======== DATA FOR THIS TASK

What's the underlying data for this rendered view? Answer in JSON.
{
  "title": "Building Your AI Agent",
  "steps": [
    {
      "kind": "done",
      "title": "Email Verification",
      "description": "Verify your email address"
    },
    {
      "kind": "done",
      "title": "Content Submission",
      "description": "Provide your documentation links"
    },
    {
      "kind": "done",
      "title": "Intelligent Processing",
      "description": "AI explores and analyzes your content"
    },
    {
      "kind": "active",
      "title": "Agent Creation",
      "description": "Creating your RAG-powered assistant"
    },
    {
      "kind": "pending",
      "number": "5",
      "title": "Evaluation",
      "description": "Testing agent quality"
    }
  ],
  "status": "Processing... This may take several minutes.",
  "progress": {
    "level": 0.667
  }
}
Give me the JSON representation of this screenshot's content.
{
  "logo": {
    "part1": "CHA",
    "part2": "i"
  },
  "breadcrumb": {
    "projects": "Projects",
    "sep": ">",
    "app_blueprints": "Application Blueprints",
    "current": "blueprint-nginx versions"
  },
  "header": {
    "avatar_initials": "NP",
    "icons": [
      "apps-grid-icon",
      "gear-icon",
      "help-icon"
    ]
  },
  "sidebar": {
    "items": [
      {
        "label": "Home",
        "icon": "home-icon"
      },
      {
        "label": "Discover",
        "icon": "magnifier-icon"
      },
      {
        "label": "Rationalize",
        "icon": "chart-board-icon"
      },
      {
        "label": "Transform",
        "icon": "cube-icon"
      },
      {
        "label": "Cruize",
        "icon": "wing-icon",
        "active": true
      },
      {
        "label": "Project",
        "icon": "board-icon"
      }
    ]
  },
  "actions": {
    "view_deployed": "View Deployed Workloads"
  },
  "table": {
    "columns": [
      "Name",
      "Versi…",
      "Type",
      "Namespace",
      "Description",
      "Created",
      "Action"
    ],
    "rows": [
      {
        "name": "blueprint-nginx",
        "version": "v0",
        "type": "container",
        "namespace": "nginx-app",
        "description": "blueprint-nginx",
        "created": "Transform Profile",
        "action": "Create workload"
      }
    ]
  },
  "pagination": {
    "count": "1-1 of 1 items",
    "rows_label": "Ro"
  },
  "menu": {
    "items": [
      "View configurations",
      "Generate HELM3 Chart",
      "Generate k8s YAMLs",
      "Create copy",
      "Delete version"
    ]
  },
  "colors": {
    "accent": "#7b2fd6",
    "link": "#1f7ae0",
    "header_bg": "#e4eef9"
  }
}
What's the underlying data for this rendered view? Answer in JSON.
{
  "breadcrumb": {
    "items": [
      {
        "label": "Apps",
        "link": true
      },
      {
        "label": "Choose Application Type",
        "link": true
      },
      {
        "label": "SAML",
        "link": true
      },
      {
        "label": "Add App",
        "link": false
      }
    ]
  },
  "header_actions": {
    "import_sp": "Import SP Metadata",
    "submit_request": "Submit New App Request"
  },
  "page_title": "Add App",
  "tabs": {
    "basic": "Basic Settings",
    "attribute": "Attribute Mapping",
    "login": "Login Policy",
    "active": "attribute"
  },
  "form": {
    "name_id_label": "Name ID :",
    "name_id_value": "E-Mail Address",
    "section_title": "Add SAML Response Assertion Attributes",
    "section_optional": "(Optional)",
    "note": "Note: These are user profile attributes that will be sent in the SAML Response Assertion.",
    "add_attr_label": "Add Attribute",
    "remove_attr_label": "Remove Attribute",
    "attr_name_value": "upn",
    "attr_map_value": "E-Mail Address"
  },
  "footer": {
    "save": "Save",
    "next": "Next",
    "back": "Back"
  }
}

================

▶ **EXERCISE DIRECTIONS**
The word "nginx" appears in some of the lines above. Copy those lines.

▶ **PROBLEM SOLUTION**
    "current": "blueprint-nginx versions"
        "name": "blueprint-nginx",
        "namespace": "nginx-app",
        "description": "blueprint-nginx",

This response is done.